Metals make up much of the magnificence that is a piece of fine jewellery, but it’s easy to overlook the materials when a shimmering gemstone is centre stage. Offering different looks and strengths, we break down the four key bases to consider in the search for your next special something.
The most popular choice for modern fine jewellery, gold comes in three colour options: yellow, white and rose. There are also different karats: 10K, 12K, 14K, 18K or 24K. Each karat contains a different amount of pure gold, which changes the weight and price of jewellery. For example, 10K gold contains 41.7% pure gold, while 24K gold is 100% pure gold.
It’s important to note that, when a material is referred to as 'gold-filled', it does not mean that the material is 100% pure.

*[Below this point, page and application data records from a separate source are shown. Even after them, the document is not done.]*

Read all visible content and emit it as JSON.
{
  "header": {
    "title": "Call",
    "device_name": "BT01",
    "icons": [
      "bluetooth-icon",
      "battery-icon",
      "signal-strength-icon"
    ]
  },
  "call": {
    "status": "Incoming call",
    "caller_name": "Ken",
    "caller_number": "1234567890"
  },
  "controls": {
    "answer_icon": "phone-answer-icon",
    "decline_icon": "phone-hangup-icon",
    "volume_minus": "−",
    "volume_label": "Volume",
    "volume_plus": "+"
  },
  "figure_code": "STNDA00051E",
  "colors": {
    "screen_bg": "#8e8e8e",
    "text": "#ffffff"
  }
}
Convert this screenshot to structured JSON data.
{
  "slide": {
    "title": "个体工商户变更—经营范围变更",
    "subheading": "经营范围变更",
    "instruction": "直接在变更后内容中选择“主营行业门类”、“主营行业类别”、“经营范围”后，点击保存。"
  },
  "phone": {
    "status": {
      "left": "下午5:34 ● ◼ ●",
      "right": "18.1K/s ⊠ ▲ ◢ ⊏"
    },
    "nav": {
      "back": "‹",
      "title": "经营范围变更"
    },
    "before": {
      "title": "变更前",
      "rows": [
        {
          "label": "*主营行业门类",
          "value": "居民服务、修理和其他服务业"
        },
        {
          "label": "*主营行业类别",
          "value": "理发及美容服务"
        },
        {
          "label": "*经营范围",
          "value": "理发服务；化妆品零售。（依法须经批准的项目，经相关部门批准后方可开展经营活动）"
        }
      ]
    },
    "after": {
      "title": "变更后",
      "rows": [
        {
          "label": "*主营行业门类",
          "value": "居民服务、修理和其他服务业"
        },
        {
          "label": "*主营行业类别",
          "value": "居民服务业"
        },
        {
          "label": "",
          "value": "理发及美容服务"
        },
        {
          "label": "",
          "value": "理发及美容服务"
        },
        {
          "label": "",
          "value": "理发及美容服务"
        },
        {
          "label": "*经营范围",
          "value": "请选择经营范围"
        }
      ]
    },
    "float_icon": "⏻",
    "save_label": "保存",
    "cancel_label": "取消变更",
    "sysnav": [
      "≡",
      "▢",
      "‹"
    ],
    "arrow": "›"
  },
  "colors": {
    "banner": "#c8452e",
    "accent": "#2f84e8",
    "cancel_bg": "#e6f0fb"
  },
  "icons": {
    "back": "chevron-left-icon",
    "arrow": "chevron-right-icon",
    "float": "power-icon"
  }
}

Rather, it is actually made up of several layers of gold plating, making it longer lasting than a piece specifically classified as 'gold-plated'. Gold-plated materials are essentially an overlay of a specific karat of gold, usually coating sterling silver and titanium metals.
Platinum is a natural bright white metal that comes directly from the earth, and being 30 times more rare than gold, it’s a particularly luxurious choice. Because of its natural durability and colour, platinum is perfect for showing off diamonds and gemstones. There are a couple of different platinum purities: 950 platinum contains a blend of 95% platinum and 5% alloy metals (like ruthenium, for example), and 900 platinum contains 90% platinum and 10% alloy metals. It's worth keeping in mind that, as a heavy and dense metal, a platinum ring will feel much more weighty than an 18K gold alternative.
Titanium is the hardest natural metal in the world. It’s so strong, in fact, that it’s actually three times the strength of steel, but it’s also surprisingly lightweight, making it ideal for chunkier jewellery styles. It's typically a silvery-white shade, but can be found in a broad range of colours, and because it is 100% hypoallergenic, it won't react to sensitive skin. It's also much more scratch-resistant than other jewellery metals, meaning it'll maintain its appearance for longer.
Silver isn't a hugely popular choice for fine jewellery, but it is on the rise, particularly for men's styles. In a white-grey shade, silver is a softer metal than gold, platinum and titanium. Considering sterling silver has a purity of around 92.5%, it’s less suitable for daily wear because of the risk of oxidation which can alter the colour and shine. That being said, with the right jewellery cleaner or the help of your local jeweller, it can eventually be restored to its original sheen.